  4. Woods, The: The final album by my favourite band, Sleater-Kinney. Some bands stick to the known and the familiar. While some of them do find commercial success, and their music do find loyal fans - there are the other bands like Sleater-Kinney. They could have signed up with the more commercial labels, but they preferred to retain the creative integrity of their music. They never stopped challenging themselves as musicians, always mindful that they want to produce the kind of music that they can be proud of. They went a new direction for The Woods, with a new producer who was not familiar with their prior albums - who could therefore provide a fresh perspective on their work. The Woods irritated  some fans, who found it deviate too much from the music they loved - but they also earned some new fans.

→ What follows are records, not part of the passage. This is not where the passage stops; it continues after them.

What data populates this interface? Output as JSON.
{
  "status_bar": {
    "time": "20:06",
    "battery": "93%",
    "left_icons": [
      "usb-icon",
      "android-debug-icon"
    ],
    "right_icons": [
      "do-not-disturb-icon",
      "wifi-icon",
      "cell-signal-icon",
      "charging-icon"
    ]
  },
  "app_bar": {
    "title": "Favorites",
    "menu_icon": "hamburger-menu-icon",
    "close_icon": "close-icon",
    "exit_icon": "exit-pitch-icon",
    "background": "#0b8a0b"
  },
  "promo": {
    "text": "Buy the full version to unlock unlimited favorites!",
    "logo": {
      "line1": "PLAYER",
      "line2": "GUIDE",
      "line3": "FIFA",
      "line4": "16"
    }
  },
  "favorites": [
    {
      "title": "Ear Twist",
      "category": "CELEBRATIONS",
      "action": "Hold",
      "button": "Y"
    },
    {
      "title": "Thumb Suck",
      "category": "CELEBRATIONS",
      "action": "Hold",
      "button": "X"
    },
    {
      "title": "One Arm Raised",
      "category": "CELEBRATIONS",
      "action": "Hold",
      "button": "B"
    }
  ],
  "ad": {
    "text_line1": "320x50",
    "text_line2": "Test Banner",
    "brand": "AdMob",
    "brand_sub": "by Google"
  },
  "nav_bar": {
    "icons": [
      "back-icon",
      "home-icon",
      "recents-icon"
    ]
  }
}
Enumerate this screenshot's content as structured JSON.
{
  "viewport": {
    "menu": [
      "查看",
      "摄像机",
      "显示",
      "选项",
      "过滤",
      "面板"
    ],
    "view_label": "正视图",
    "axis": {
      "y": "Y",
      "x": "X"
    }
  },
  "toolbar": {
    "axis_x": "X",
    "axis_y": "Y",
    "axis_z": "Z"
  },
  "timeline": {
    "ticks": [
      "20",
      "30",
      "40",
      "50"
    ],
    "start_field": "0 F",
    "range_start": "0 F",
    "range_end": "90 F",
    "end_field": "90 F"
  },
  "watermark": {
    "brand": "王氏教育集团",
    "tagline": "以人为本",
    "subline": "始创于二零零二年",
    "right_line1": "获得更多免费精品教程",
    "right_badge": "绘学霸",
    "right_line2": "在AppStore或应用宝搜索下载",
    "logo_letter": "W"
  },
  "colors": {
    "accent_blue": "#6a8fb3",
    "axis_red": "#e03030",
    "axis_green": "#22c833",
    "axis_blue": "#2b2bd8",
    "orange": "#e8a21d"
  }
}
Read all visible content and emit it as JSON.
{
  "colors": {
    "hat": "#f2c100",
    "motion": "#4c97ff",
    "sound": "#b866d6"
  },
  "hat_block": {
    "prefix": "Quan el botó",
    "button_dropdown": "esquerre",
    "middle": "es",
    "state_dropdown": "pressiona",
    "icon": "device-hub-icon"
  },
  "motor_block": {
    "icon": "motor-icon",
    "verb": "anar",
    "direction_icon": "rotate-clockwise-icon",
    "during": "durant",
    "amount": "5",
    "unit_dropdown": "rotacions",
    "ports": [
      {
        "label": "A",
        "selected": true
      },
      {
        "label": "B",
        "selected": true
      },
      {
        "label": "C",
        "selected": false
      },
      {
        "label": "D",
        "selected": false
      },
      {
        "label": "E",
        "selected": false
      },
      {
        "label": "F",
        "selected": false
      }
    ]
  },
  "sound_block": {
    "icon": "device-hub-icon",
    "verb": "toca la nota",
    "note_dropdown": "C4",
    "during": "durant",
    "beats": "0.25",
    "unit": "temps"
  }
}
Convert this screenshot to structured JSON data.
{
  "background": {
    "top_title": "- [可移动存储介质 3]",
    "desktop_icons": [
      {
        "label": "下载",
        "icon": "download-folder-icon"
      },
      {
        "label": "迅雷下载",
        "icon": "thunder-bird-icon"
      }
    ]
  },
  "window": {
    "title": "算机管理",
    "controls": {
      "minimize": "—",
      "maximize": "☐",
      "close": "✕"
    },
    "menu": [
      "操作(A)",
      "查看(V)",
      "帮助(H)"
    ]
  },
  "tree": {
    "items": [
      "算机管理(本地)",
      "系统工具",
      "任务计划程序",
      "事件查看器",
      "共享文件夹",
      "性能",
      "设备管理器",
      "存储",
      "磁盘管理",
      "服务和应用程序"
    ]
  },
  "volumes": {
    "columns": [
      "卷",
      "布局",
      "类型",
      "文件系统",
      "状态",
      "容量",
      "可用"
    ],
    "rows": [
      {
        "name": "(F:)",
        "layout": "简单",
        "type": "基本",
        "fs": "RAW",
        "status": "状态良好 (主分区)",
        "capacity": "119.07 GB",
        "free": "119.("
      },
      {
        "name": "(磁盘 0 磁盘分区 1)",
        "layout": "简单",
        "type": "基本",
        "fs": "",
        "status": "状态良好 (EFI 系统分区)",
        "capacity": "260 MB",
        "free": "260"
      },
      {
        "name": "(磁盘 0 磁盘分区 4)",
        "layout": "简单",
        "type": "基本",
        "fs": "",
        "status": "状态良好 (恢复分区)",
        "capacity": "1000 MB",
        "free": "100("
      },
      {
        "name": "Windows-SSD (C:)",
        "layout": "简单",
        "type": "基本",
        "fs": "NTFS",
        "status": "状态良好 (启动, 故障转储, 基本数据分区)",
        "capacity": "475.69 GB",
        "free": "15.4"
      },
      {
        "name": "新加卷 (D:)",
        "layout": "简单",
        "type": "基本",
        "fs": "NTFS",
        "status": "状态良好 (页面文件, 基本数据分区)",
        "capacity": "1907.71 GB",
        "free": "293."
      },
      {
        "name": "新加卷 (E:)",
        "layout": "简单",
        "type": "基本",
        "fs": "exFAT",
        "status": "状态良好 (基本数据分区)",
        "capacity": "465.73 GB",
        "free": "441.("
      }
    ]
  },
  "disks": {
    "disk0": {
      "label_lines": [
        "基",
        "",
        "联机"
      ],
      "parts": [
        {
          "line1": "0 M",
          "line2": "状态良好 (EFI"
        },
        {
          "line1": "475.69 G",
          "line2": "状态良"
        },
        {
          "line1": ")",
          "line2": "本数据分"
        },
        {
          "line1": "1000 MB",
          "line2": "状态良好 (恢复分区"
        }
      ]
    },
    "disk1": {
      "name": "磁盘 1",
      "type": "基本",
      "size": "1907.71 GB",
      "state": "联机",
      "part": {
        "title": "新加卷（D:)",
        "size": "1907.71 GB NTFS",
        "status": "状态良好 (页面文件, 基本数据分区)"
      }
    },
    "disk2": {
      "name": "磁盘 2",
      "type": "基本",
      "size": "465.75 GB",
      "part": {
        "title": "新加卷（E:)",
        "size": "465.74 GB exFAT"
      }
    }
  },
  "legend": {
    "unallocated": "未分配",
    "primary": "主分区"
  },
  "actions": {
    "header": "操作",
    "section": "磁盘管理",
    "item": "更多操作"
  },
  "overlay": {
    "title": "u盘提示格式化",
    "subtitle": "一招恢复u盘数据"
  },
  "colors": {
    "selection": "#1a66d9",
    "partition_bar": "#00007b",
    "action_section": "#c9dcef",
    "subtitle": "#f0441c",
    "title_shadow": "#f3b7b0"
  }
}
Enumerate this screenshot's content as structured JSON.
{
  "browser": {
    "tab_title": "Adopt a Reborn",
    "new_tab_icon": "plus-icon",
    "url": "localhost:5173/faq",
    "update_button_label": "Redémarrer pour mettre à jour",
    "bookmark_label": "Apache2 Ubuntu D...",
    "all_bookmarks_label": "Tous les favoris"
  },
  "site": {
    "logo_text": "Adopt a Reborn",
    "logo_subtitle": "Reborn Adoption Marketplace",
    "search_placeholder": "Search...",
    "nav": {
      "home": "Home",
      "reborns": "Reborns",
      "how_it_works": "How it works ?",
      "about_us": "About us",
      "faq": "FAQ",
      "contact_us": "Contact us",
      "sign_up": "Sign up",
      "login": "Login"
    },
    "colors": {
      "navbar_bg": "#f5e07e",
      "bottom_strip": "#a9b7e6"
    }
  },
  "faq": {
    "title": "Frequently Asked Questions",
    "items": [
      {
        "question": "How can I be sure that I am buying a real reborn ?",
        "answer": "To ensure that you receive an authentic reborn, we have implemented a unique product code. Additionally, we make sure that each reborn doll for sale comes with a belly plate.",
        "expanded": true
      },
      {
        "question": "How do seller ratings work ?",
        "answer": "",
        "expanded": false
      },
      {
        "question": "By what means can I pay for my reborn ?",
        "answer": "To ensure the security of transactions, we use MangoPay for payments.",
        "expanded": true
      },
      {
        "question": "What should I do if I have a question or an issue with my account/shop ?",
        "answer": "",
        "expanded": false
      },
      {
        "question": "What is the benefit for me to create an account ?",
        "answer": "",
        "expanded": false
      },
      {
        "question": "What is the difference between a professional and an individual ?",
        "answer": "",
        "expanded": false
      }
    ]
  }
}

    The Woods represent everything that is admirable about Sleater-Kinney: they never fell into complacency. They came to a point where they knew they were not progressing musically, and so they announced their "indefinite hiatus" in spite of all the fan-protests. They understood that life (and by extension, their music) is about moving forward.

  5. Wanderlust: Wanderlust, a great book by Rebecca Solnit. It's a series of essays on the idea of walking, of wandering, of our relationship to moving, of time, of history, art, culture and politics. Solnit is as wiling to wander off in the middle of the essay to pursue a line of enquiry that interests her. I love her writings, because she exemplifies how we learn so much more when we are willing to wander off the familiar path to seek out the unknown. Wandering is to defy boundaries.

  6. Willow Rosenberg: Who can resist the most powerful witch in the Northern Hemisphere on Buffy the Vampire Slayer? Dark Willow is cool too. :)

  7. W
    ild Thing: I was fortunate to have met some Anusara-inspired teachers, and they sometimes incorporate this backbend - known as The Wild Thing (show in the picture to the right) into the flow. The Wild Thing is one of my favourite yoga pose, because it allows me to play with the natural flexibility of my body. The asana is a great heart opener - therapeutic when I'm feeling lethargic or depressed.

  8. Wit: Maybe it's because I'm the sort who prefers to mull things over, I find a person who can think fast on their feet very sexy. Especially if they can make me laugh.

  9. Wikipedia: You don't have to know anything anymore. You can look it up on Wikipedia!

  10. Walking: I walked a lot during my recent London trip, and I got lost A LOT. In fact, on my very last day, I was waking towards Brick Lane and ended up at the Tower of London - which was okay. I went in to see the Tower instead. Walking is the best mode of transport when you're travelling, and it's healthy. Walking is the best way to see a city, because everything is at the ground level, you see so much more. All of us who are able to walk should be grateful.